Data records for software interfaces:
[Start of Attachment]

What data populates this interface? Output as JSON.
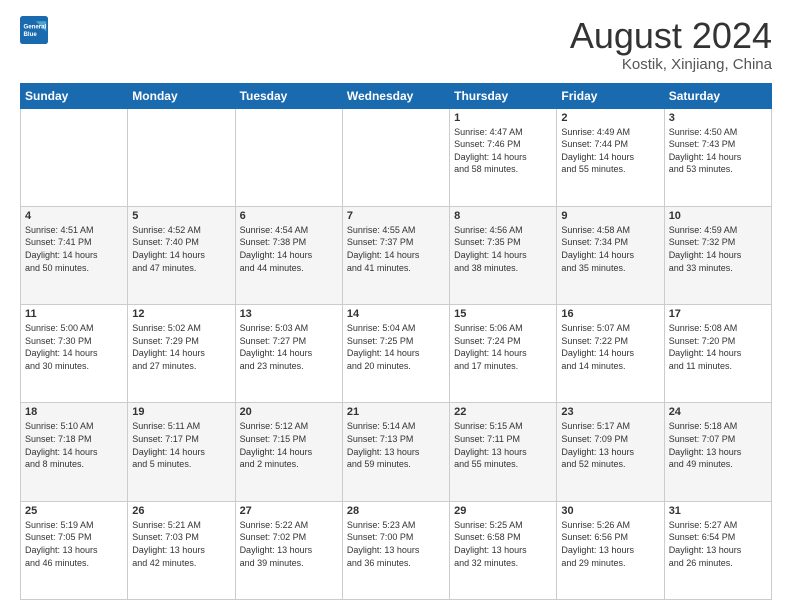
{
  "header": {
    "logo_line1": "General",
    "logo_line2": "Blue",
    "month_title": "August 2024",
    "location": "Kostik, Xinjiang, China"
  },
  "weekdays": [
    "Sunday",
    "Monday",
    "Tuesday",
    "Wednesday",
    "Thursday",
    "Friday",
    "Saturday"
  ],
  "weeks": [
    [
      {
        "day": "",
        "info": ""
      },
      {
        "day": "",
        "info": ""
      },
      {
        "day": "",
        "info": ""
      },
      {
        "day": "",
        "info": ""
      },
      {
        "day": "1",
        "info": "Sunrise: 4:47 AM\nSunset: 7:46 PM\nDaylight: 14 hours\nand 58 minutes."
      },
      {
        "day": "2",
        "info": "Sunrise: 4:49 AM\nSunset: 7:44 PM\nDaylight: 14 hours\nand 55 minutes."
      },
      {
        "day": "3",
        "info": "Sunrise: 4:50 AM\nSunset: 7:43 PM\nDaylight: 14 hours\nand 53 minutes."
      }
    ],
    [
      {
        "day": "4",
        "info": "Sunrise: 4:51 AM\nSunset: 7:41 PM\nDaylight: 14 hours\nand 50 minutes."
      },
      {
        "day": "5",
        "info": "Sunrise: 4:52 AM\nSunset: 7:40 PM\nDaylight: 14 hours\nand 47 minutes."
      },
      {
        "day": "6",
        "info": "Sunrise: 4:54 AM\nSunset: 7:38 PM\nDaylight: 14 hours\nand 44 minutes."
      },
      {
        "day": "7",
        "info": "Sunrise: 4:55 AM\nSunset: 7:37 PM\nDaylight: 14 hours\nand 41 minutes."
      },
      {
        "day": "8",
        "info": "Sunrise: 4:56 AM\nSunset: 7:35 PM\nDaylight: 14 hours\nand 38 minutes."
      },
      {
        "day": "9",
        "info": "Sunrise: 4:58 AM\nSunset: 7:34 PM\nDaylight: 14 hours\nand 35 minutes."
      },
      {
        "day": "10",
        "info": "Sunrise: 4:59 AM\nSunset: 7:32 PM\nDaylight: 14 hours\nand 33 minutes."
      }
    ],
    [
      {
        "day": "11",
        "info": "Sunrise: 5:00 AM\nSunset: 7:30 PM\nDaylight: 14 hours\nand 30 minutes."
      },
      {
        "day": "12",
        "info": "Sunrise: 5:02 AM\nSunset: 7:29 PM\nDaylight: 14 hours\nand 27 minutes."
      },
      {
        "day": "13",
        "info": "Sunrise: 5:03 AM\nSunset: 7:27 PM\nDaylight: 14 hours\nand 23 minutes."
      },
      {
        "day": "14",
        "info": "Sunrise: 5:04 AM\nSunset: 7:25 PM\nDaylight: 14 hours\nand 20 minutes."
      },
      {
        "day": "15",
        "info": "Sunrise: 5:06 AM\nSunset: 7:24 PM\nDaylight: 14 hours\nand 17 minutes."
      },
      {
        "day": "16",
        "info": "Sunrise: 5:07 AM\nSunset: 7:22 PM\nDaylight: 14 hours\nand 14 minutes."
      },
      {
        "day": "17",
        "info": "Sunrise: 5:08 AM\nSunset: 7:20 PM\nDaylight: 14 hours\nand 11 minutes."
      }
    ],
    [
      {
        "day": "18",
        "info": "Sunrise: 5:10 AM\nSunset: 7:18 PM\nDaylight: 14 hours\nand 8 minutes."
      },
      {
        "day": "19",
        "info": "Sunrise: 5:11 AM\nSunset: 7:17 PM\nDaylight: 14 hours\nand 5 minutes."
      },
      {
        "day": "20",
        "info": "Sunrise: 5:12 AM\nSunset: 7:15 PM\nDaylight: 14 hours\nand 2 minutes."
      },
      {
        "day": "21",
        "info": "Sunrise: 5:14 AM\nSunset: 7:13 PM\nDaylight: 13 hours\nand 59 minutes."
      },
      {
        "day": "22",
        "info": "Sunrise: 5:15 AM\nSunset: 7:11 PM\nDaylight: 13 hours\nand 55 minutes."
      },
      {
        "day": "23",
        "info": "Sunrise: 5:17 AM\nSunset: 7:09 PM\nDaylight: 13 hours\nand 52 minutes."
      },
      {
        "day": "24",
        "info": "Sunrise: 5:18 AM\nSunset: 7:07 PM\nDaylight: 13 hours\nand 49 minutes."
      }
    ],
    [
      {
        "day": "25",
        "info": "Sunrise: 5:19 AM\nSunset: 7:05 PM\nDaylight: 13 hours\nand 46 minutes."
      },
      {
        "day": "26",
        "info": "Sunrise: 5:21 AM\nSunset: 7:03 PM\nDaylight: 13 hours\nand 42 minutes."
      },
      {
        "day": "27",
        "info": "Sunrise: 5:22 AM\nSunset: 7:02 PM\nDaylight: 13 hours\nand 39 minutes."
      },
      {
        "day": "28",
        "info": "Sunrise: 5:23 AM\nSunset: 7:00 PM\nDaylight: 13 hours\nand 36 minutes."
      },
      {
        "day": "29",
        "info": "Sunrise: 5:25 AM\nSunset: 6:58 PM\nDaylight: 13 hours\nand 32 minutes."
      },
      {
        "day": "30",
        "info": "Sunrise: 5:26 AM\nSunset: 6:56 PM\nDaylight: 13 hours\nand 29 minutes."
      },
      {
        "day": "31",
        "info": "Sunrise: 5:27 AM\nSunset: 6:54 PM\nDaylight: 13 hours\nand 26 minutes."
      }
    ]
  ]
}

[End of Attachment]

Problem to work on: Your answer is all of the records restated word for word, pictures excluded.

Your response:
What data populates this interface? Output as JSON.
{
  "header": {
    "logo_line1": "General",
    "logo_line2": "Blue",
    "month_title": "August 2024",
    "location": "Kostik, Xinjiang, China"
  },
  "weekdays": [
    "Sunday",
    "Monday",
    "Tuesday",
    "Wednesday",
    "Thursday",
    "Friday",
    "Saturday"
  ],
  "weeks": [
    [
      {
        "day": "",
        "info": ""
      },
      {
        "day": "",
        "info": ""
      },
      {
        "day": "",
        "info": ""
      },
      {
        "day": "",
        "info": ""
      },
      {
        "day": "1",
        "info": "Sunrise: 4:47 AM\nSunset: 7:46 PM\nDaylight: 14 hours\nand 58 minutes."
      },
      {
        "day": "2",
        "info": "Sunrise: 4:49 AM\nSunset: 7:44 PM\nDaylight: 14 hours\nand 55 minutes."
      },
      {
        "day": "3",
        "info": "Sunrise: 4:50 AM\nSunset: 7:43 PM\nDaylight: 14 hours\nand 53 minutes."
      }
    ],
    [
      {
        "day": "4",
        "info": "Sunrise: 4:51 AM\nSunset: 7:41 PM\nDaylight: 14 hours\nand 50 minutes."
      },
      {
        "day": "5",
        "info": "Sunrise: 4:52 AM\nSunset: 7:40 PM\nDaylight: 14 hours\nand 47 minutes."
      },
      {
        "day": "6",
        "info": "Sunrise: 4:54 AM\nSunset: 7:38 PM\nDaylight: 14 hours\nand 44 minutes."
      },
      {
        "day": "7",
        "info": "Sunrise: 4:55 AM\nSunset: 7:37 PM\nDaylight: 14 hours\nand 41 minutes."
      },
      {
        "day": "8",
        "info": "Sunrise: 4:56 AM\nSunset: 7:35 PM\nDaylight: 14 hours\nand 38 minutes."
      },
      {
        "day": "9",
        "info": "Sunrise: 4:58 AM\nSunset: 7:34 PM\nDaylight: 14 hours\nand 35 minutes."
      },
      {
        "day": "10",
        "info": "Sunrise: 4:59 AM\nSunset: 7:32 PM\nDaylight: 14 hours\nand 33 minutes."
      }
    ],
    [
      {
        "day": "11",
        "info": "Sunrise: 5:00 AM\nSunset: 7:30 PM\nDaylight: 14 hours\nand 30 minutes."
      },
      {
        "day": "12",
        "info": "Sunrise: 5:02 AM\nSunset: 7:29 PM\nDaylight: 14 hours\nand 27 minutes."
      },
      {
        "day": "13",
        "info": "Sunrise: 5:03 AM\nSunset: 7:27 PM\nDaylight: 14 hours\nand 23 minutes."
      },
      {
        "day": "14",
        "info": "Sunrise: 5:04 AM\nSunset: 7:25 PM\nDaylight: 14 hours\nand 20 minutes."
      },
      {
        "day": "15",
        "info": "Sunrise: 5:06 AM\nSunset: 7:24 PM\nDaylight: 14 hours\nand 17 minutes."
      },
      {
        "day": "16",
        "info": "Sunrise: 5:07 AM\nSunset: 7:22 PM\nDaylight: 14 hours\nand 14 minutes."
      },
      {
        "day": "17",
        "info": "Sunrise: 5:08 AM\nSunset: 7:20 PM\nDaylight: 14 hours\nand 11 minutes."
      }
    ],
    [
      {
        "day": "18",
        "info": "Sunrise: 5:10 AM\nSunset: 7:18 PM\nDaylight: 14 hours\nand 8 minutes."
      },
      {
        "day": "19",
        "info": "Sunrise: 5:11 AM\nSunset: 7:17 PM\nDaylight: 14 hours\nand 5 minutes."
      },
      {
        "day": "20",
        "info": "Sunrise: 5:12 AM\nSunset: 7:15 PM\nDaylight: 14 hours\nand 2 minutes."
      },
      {
        "day": "21",
        "info": "Sunrise: 5:14 AM\nSunset: 7:13 PM\nDaylight: 13 hours\nand 59 minutes."
      },
      {
        "day": "22",
        "info": "Sunrise: 5:15 AM\nSunset: 7:11 PM\nDaylight: 13 hours\nand 55 minutes."
      },
      {
        "day": "23",
        "info": "Sunrise: 5:17 AM\nSunset: 7:09 PM\nDaylight: 13 hours\nand 52 minutes."
      },
      {
        "day": "24",
        "info": "Sunrise: 5:18 AM\nSunset: 7:07 PM\nDaylight: 13 hours\nand 49 minutes."
      }
    ],
    [
      {
        "day": "25",
        "info": "Sunrise: 5:19 AM\nSunset: 7:05 PM\nDaylight: 13 hours\nand 46 minutes."
      },
      {
        "day": "26",
        "info": "Sunrise: 5:21 AM\nSunset: 7:03 PM\nDaylight: 13 hours\nand 42 minutes."
      },
      {
        "day": "27",
        "info": "Sunrise: 5:22 AM\nSunset: 7:02 PM\nDaylight: 13 hours\nand 39 minutes."
      },
      {
        "day": "28",
        "info": "Sunrise: 5:23 AM\nSunset: 7:00 PM\nDaylight: 13 hours\nand 36 minutes."
      },
      {
        "day": "29",
        "info": "Sunrise: 5:25 AM\nSunset: 6:58 PM\nDaylight: 13 hours\nand 32 minutes."
      },
      {
        "day": "30",
        "info": "Sunrise: 5:26 AM\nSunset: 6:56 PM\nDaylight: 13 hours\nand 29 minutes."
      },
      {
        "day": "31",
        "info": "Sunrise: 5:27 AM\nSunset: 6:54 PM\nDaylight: 13 hours\nand 26 minutes."
      }
    ]
  ]
}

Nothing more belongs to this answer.